5 Replies Latest reply on Oct 27, 2015 4:43 PM by Janagewen

    What does EM64T mean?

      The very first time I heard of this name, Intel EM64T, is in 2004, when I was still in college, reading a book on Pentium II/III and IA-32. I was crazy about Intel's own 64-bit extension of IA-32, before I was able to set up a real and physical AMD64 based computer. After diving into the world of AMD64, I found something once familiar with happened to change, and not like the world which I was familiar with when I was in high school living with my Celeron based computer. Last year I found something different accidently, "Intel 64 architecture increases the linear address space for software to 64 bits and supports physical address space up to 46 bits". Here 46-bit address could access a space of 64TB. So EM64T, in my guess, might possibly be Extended Memory to 64TB Technology.

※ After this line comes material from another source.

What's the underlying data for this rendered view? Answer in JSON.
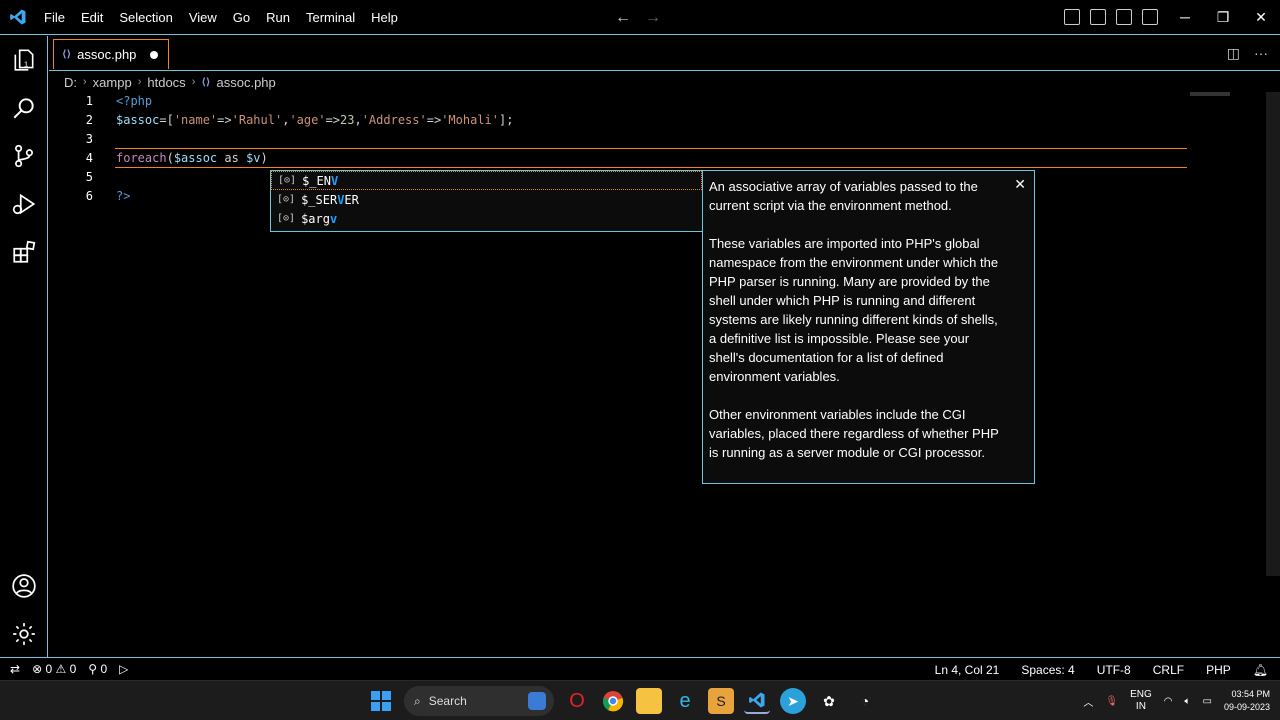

      I think EM64T is a processor feature alongside with PAE, Physical Address(ing) Extention. PAE is a processor feature introduced with Pentium Pro processor, it extends the physical addressing capability to 64GB, but does not change the IA-32 architecture. The memory space above 4GB is just like yesterday's Extended Memory (XM, above 1MB+65,519B). The real mode instructions could not access XM directly, but must be assisted with system routines (included in HIMEM.sys and/or EMM386.exe), bringing back the extra resource to the accessible space (UMA, or other regions within 1MB space) and forward. Similarly, the protected mode instructions could not access the space above 4GB directly, but must be assisted with paging mechanism managed by OS, exchanging the data between within 4GB and above 4GB. Thinking naturally, if instructions could access those extra resources, then its own architecture must be expanded (IA-32e) or extended, to contain the enough processor resource (registers) to access them directly. Then EM64T is just another processor feature, enabling an IA-32 processor to access the memory above 4GB directly, and extending its reach up to 64TB space. 

      The real mode segmentation is that 1MB space is segmented into 65,536 parts, and each part has 65,536 bytes. Some segments overlap each other. When Intel introduced their second generation 16-bit processor, 80286, it softly segments those 16,384 (global and local, vs 65,536 in real mode) parts from 16MB (24-bit) physical space, if none overlap each other, then virtually 1TB (30-bit) space could be accessed. The first 32-bit Intel processor, 80386, untied the laps over those 16-bit segments (in real mode), expanded the registers from 16-bit to 32-bit,  accessing 4GB memory directly without needing further segmentation. But 16,384 segments still existed, each segment had been expanded from 64KB to 4GB, if none overlaps each other, then virtually 64TB (46-bit) space could be accessed. This processor also introduces paging mechanism, it enables a computer equipped with much less than 4GB physical memory to take advantages of this 32-bit architecture. Later introduced with Pentium Pro, PAE feature could also enable 32-bit instructions to access physical memory larger than 4GB indirectly through paging extension. But take care that paging extension is merely a way to implement Physical Address(ing) Extension, because segmenting extension could also softly segment those 16,384 parts from the 64GB or more physical space, similar with it in 80286 system. Well, as is known to us, Intel has their advanced 64-bit architecture, IA-64 or Intel Itanium Architecture. So the needing of 64-bit computing is balanced, for directly accessing physical memory above 4GB, EM64T might need only to untie the laps over those 16,384 segments, so up to 64TB memory could be accessed by IA-32e instructions directly.

      I have no ideas about what Intel's own 64-bit version of IA-32 looks like, but I could never forget all those exciting moments when in college expecting the arrive of Yamhill and third version of Windows XP 64-bit.